### Present Remotely

Send the link below via email or IM

• Invited audience members will follow you as you navigate and present
• People invited to a presentation do not need a Prezi account
• This link expires 10 minutes after you close the presentation

Do you really want to delete this prezi?

Neither you, nor the coeditors you shared it with will be able to recover it again.

# Connetcoot

No description
by

## Alex Denny

on 19 March 2013

Report abuse

#### Transcript of Connetcoot

Vocabulary: Mass on a Spring; Energy of SHM By Nick, Alex & Abish Pius Topics: Simple Harmonic Motion Topics: Mass on a Spring; Energy of SHM Motion of an Object Attached to a Spring
Damped Oscillations
Forced Oscillations Vocabulary: SHM oscillatory motion
simple harmonic motion
periodic motion
damped motion
forced motion
simple pendulum
mass on a spring
physical pendulum
torsion pendulum
displacement function
velocity function
acceleration function oscillatory motion
simple harmonic motion
periodic motion
damped motion
forced motion
mass on a spring
displacement function
velocity function
acceleration function
amplitude
time period Oscillatory Motion The Particle in Simple Harmonic Motion
Energy of the Simple Harmonic Oscillator
Comparing SHM and UCM Ex. A clown is rocking on a rocking chair in the dark. His glowing red nose moves back and forth a distance of 0.42 m exactly 30 times a MINUTE, in a simple harmonic motion.
1. What is the period of motion? T= total time/ #revs ANS. 2 sec/wave
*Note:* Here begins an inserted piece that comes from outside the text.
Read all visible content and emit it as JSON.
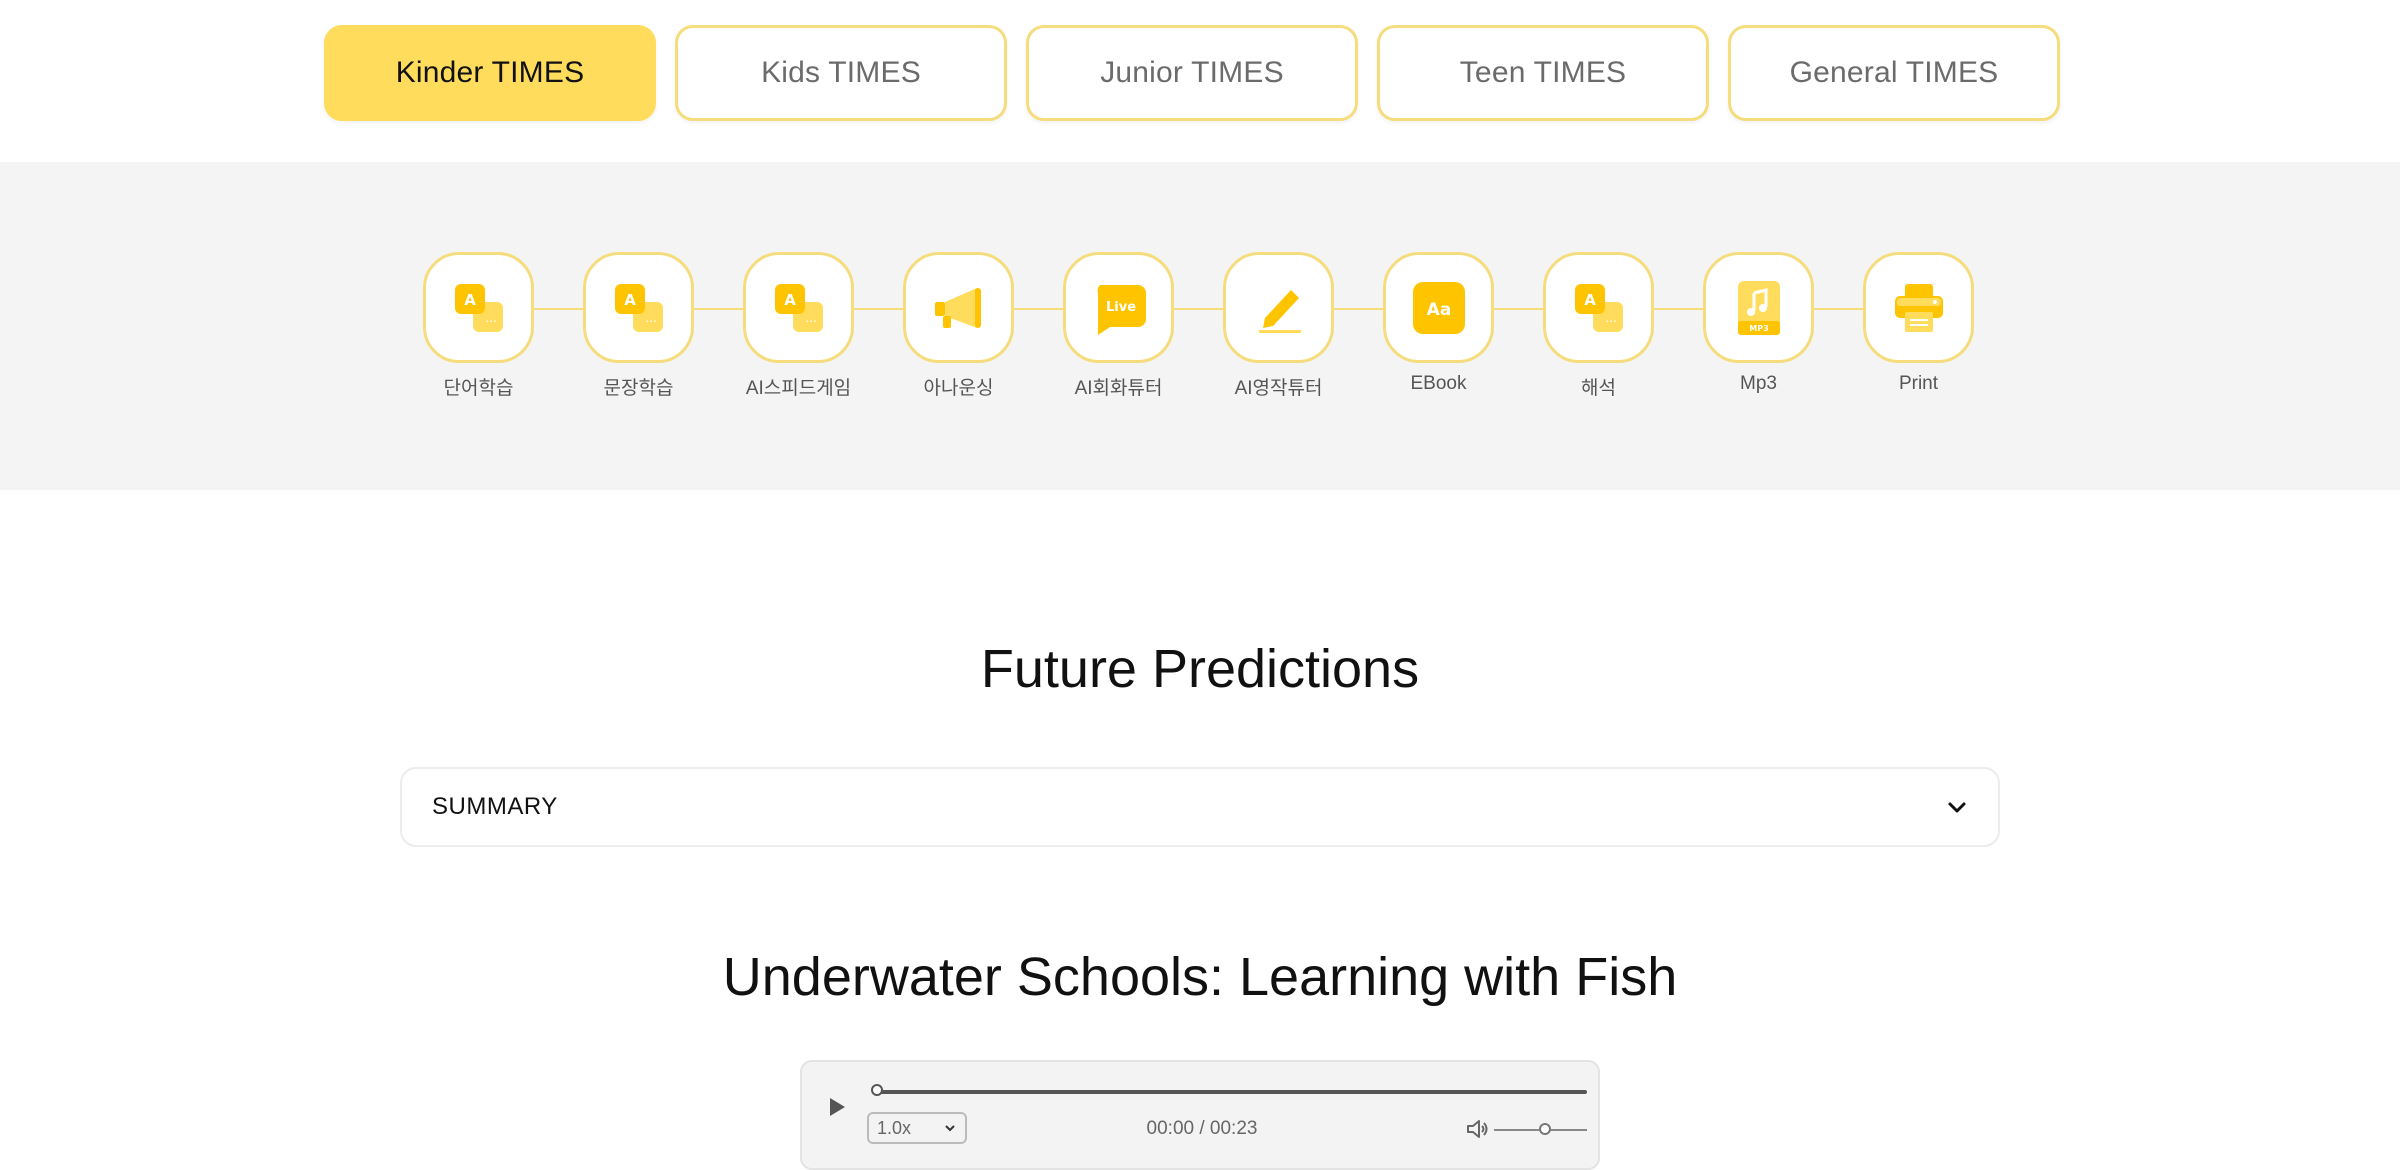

2. What is the Frequency? F = 1/T Ans. .5Hz Ex. A 5.00 kg block hung on a spring causes a 10.0 cm elongation of the spring.
3. What is Spring Constant? F=kx Ans. 490N/m
4. What is the force required to stretch 8.5 cm? F=kx Ans. 41.65N SHM Ex.When a mass is suspended from a spring and in equilibrium, the spring extends by 10 cm. The
mass receives a slight push up and oscillates. What is the period of the oscillations?
mg=kx & T=2pi *sqrt(m/k) Ans. .63 secs Ex. A mass (m = 50 kg) is attached to a spring (k = 5 N/m) and is at an initial position x0 = + 5 m and has an initial velocity v0 = + 5.50 m/s.
2. Find angular frequency? w=sqrt(k/m) Ans. .316rad/s
3. Find the amplitude? X(t) = A*cos(wt +Y) Ans. 18.1m Energy of SHM Pendulum & UCM EX. I have a pendulum length 90m.
1. What is period? T= 2pi *sqrt(L/g) Ans.19.0s EX. My pendulum defies all the laws of physics and oscillates 20 times in 70 seconds.
2. What is the frequency? F= #revs/total time Ans. .286 Hz
3. What is Period? T = 1/F Ans. 3.5 secs
4. What is the length? T= 2pi*sqrt(L/g) Ans. 3m if g=10 Conclusion Since Mechanics is the study of the relationship between motion, force and energy, oscillations fit in this frame of study simply because it involves all three concepts of mechanics. Oscillations explain the fluctuating pattern or rhythm to some forms of motion and is particularly useful in studying waves. With the application of Oscillatory motion it is possible to delve into the world of Quantum mechanics and possibly disprove the existing laws of the universe. Topics: Pendulums; UCM & SHM Vocabulary: Pendulums; UCM & SHM Simple Harmonic Motion (Pendulum) Constant Time Period, returns to beginning position and restarts motion Simple Harmonic Motion (Spring) Energy of Simple Harmonic Motion Kinetic and Potential Energy are inversely proportional to each other Uniform Circular Motion Circular path at a constant speed SHM Equations Period of Oscillation:

T = 2 (M/k) Velocity:

v = 1/(2 ) UCM Equations Velocity:
v= (2 r)/t Acceleration:
(v )/r Net Force:
F=ma The Simple Pendulum
The Physical Pendulum
The Torsional Pendulum oscillatory motion
simple harmonic motion
periodic motion
damped motion
forced motion
simple pendulum
physical pendulum
torsion pendulum displacement function
velocity function
acceleration function
amplitude
time period
frequency
angular frequency
phase constant
phase
energy functions amplitude
time period
frequency
angular frequency
phase constant
phase
energy functions
force function
momentum function frequency
phase constant
energy functions
force function
momentum function
underdamped system
critically damped system
overdamped force function
momentum function
underdamped system
critically damped system
overdamped
Full transcript